Gland, Switzerland (11.11.2004) IUCN-The World Conservation Union. The ebony forests of Mauritius, the Anegada iguana and the Endangered Przewalski’s gazelle are all set to benefit from the first round of grants issued under the Sir Peter Scott Fund for Conservation Action, created by the IUCN Species Survival Commission (SSC).
The Sir Peter Scott Fund for Conservation Action provides small grants (up to US$15,000) to support the activities of its members in their work to conserve threatened species around the globe. In many parts of the world, a small amount of well-directed money can have a significant impact.
In the inaugural round, three projects have been selected to receive grants, $40,000 in total. David Brackett, Chair of the SSC congratulated the project leaders, saying “The selection committee was very impressed with the quality of the proposals submitted. They reflected the tremendous range of activity being undertaken by the more than 120 Specialist Groups in the SSC network. These three recipients are worthy representatives of a much broader group of SSC members”.
Restoration of globally important coastal ebony forest, Ile aux Aigrettes, Mauritius
Dr John Mauremootoo, SSC Indian Ocean Plant Specialist Group
An aerial view of the Ile aux Aigrettes with the Maurtian mainland in the background - photo courtesy of Pierre ArgoThis 26ha islet supports one of the last remnants of this forest type in Mauritius (only 1% of good native forest is left) but it is under constant threat from degradation by invasive introduced plant species. A restoration project, removing alien species and re-establishing native ones was instigated in 1985 and 80% of the island’s forests have been restored. This grant will enable the restoration work to be completed, safeguarding this unique habitat and its associated threatened wildlife.
Anegada Iguana – implementation of the species recovery plan
Richard Hudson (and others) SSC Iguana Specialist Group

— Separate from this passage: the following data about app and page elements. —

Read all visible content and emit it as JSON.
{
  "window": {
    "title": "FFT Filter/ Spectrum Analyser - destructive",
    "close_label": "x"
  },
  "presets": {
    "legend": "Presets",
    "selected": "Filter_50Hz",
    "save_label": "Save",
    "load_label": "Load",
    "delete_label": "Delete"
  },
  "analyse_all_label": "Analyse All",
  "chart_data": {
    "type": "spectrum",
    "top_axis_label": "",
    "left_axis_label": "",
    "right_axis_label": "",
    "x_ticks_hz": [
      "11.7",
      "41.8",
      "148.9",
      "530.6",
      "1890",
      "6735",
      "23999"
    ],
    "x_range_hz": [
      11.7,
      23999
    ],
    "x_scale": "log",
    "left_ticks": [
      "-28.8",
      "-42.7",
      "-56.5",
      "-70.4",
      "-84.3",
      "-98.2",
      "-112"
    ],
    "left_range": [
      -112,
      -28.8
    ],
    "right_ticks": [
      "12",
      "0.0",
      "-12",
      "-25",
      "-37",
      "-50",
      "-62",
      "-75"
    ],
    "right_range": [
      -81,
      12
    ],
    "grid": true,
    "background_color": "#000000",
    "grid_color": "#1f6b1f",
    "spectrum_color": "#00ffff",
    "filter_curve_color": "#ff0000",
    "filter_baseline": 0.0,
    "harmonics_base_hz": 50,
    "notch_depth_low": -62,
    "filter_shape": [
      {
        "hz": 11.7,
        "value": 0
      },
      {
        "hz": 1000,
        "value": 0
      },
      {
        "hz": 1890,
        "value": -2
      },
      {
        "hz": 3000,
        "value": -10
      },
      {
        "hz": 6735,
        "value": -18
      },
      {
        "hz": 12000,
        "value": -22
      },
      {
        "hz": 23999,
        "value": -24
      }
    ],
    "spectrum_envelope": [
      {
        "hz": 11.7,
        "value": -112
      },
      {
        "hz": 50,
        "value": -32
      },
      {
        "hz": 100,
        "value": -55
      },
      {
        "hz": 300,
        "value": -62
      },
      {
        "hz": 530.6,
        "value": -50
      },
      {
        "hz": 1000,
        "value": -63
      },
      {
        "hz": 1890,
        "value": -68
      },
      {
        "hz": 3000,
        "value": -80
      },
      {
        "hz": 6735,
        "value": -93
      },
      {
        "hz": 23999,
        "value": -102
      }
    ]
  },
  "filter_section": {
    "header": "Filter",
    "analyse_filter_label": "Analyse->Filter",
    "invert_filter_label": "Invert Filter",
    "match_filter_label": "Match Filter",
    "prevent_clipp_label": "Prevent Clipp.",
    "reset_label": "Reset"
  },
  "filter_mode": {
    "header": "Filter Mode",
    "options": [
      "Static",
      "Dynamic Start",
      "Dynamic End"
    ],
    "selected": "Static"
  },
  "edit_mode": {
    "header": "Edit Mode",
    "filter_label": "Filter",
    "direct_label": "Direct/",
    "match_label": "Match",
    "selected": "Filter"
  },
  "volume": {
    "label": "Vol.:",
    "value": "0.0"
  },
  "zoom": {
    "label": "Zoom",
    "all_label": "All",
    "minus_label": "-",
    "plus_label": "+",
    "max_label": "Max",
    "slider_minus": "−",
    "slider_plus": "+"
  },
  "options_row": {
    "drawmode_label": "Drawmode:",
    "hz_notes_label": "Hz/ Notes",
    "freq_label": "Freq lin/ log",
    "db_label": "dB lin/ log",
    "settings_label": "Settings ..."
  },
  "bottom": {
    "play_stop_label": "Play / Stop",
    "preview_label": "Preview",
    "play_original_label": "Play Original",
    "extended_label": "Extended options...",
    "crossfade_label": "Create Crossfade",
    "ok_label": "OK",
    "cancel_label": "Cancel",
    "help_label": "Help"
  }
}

Juvenile Anegada iguana - photo courtesy of Jeff Lemm Endemic to Anegada island in the British Virgin Islands, the Anegada iguana is classified as Critically Endangered on the IUCN Red List of Threatened Species following an 80% population decline since the late 1960s. Only 200 remain, and this project aims to significantly enhance the recovery of this species through an integrated programme of population and habitat protection, releasing young iguanas reared in captivity (to reduce predation of small iguanas), feral mammal control and building community support for the recovery programme.
Monitoring population trends and habitat quality of the Critically Endangered Przewalski’s gazelle
Dr Zhigang Jiang, SSC Conservation Breeding and Re-introduction Specialist Groups
Przewalski's gazelle - photo courtesy of Dr. Zhigang JiangPrzewalski’s gazelle is endemic to western China and is now confined to a small area around Qinghai Lake . It is classified as Critically Endangered on the IUCN Red List of Threatened Species, with an estimated population of less than 250 animals, split into five isolated sub-populations. There is no captive breeding population and extinction is a real possibility. Continuing threats include competition with livestock and extensive fencing, which prevents free movement between foraging areas and disrupts mating. This project will carry out sound, science-based research on the surviving gazelles and their habitat in order to identify specific measures for conservation action.
“The creation of the Sir Peter Scott Fund is part of a suite of measures put in place in response to the Voluntarism Study that was carried out by SSC in 2001. The study highlighted that our members need more help in fundraising and securing grants,” says Jean-Christophe Vié, Acting Head of the IUCN Species Programme.
“This is a modest start but we shall strive to mobilise more resources to guarantee the future of this important Fund,” he added.
Funds for the first allocation of grants were generated by proceeds from sales of The Red Book: The Extinction Crisis Face to Face, sales of The IUCN Red List Collection, a series of soft toys created to promote awareness of the threats to species, and the remaining balance of the former Peter Scott Fund that was created for the production of SSC’s species Action Plans. Donations to further the work are always appreciated.
For more information on the Sir Peter Scott Fund for Conservation Action see:
https://www.iucn.org/themes/ssc/programs/peterscottfund/peterscottfund.htm and for the work of SSC’s Specialist Groups.
For more information contact:
Andrew McMullin, IUCN/SSC Communications Officer, email@example.com; Tel: ++41 22 999 0153